Local and state agents Thursday night raided The Keg, the popular college bar located in the area known as The Strip, leading to the (at least) temporary closure of the venue.
Here's your daily look at late-breaking national and international news, upcoming events and the stories that will be talked about Friday, April 18, 2014:
Friday's Blogs from the Bog!
Time and time again, the Lafayette Parish School Board shows an overwhelming tendency toward idiocy, but Wednesday night’s contentious discussion over Northside High School’s teen mother program tops the list of dumb discussions.
C & C Technologies, HIT Fitness, R3 Sciences, the Acadiana Symphony Association and the United Way of Acadiana recognized for innovation.
“The accomplishment of this goal within the next ten years is not only critical for the region to effectively compete with other regions for residents and businesses, but also to provide an amenity for everyone in Acadiana to enjoy.”
Education Superintendent John White says a continued push to try to keep Louisiana from using tests associated with the Common Core education standards are creating "a state of chaos" for public school teachers.
The Acadiana Symphony Orchestra has decided to end its traditional Independence Day spectacular known as Red White & Boom.
Under the deal, Teche shareholders would get 1.162 shares of IberiaBank for each share of Teche stock.
Gov. Bobby Jindal's plan to use $210 million in surplus and one-time money to help balance next year's budget received the backing Thursday of the State Bond Commission, support that was needed for the maneuver to work.
Acadiana's nightlife guide.
State wildlife and fisheries agents have arrested a 39-year-old man accused of stealing crawfish.
An East Feliciana Parish lawmaker has jettisoned his proposal to make it harder for a condemned prisoner to appeal a death sentence.
Senators advanced a proposal Wednesday that would let the governor remove New Orleans-area levee board members for violating what he considers to be public policy, despite concerns it would introduce political meddling into state flood protection.
The must have pieces this season
Dave Perkins, LCG Comp Plan honored along with local architects and designers at the 2014 INDesign Awards
Greg Manuel’s Lafayette-based residential development company is taking advantage of exponential industrial growth in Lake Charles.
Longtime Lafayette retailer ventures online.
It’s not how aggressive or conservative you are — it’s planning for risk that matters most.
Thanks to cutting-edge digital technology, more and more consumers are banking on ATMs and mobile phones.
Regional bank bids farewell to Downtown May 30
ABiz takes a look back at the most noteworthy moments for the local banking industry over the last year.
Most experts say short-term interest rates will be unchanged through 2014, but long-term rates are inching up.
Largest recruitment event in Acadiana returns May 21 to the Cajundome Convention Center

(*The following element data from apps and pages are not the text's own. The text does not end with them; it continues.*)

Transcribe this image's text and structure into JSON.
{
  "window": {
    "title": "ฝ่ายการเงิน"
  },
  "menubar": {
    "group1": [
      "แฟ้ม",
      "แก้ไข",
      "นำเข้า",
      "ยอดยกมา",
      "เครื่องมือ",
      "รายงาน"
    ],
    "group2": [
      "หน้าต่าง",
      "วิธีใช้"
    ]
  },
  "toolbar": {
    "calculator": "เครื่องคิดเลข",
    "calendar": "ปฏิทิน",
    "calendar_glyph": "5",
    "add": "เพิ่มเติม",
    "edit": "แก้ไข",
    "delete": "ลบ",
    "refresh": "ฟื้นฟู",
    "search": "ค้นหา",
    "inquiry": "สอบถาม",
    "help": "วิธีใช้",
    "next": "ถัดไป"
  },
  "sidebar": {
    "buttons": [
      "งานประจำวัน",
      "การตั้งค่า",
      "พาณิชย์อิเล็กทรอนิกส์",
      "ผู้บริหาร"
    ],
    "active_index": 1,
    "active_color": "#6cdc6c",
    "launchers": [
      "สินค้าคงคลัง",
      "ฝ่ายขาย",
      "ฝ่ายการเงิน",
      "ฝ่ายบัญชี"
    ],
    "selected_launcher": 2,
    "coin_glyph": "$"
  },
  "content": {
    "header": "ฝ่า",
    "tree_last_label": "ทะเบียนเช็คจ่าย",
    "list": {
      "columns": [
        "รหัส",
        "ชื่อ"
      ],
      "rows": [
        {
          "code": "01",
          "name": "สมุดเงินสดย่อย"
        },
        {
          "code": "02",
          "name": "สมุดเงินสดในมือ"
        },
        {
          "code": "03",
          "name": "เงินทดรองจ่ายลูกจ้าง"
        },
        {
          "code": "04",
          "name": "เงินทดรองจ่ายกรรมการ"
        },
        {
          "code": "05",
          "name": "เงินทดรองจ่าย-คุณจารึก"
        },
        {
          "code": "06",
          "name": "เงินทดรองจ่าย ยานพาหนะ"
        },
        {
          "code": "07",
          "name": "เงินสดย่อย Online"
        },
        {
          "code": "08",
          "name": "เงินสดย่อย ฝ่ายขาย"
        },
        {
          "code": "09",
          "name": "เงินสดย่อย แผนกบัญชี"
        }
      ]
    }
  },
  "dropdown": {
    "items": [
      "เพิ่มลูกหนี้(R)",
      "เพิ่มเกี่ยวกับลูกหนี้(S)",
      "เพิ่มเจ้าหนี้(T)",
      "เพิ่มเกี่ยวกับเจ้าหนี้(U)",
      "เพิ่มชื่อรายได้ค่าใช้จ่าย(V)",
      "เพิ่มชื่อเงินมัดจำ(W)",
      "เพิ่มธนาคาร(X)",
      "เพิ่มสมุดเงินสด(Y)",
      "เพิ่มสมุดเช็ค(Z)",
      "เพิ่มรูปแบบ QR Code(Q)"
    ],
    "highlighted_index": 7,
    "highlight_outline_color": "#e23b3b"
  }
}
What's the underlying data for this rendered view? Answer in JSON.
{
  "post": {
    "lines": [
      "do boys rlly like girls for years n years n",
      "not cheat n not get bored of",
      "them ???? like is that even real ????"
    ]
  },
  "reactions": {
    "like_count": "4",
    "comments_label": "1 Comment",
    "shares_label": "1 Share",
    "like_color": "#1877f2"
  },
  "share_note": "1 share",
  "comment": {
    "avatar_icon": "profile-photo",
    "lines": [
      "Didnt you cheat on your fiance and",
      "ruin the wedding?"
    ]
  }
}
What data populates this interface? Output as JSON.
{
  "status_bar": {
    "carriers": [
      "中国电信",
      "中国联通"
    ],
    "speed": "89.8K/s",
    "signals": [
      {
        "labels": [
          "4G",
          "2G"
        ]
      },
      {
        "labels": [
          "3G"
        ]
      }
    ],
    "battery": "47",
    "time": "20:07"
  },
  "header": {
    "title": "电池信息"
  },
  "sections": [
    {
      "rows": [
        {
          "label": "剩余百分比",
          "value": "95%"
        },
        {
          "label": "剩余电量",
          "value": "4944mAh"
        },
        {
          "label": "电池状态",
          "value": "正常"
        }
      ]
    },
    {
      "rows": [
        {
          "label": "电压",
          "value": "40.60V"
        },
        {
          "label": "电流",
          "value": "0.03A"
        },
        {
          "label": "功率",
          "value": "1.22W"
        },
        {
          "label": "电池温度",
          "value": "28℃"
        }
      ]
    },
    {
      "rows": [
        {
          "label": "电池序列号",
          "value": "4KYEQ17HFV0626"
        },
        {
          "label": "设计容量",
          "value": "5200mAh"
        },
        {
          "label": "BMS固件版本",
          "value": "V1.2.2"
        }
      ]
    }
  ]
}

A lawyer’s ad should only be a starting point, as there is much more to consider when seeking quality representation.
Thanks to the inaugural 2012 INNOV8, a design for lifting heavy objects was brought to market.
The annual juried competition recognizes excellence in architecture, interior design and historic preservation in Lafayette and the five surrounding parishes.
Cypress Bayou GM hosts open house.
New hires, promotions, transfers in Acadiana business
The scion of a landmark Four Corners restaurant climbs back into Lafayette’s culinary scene as franchisee for a popular burger chain.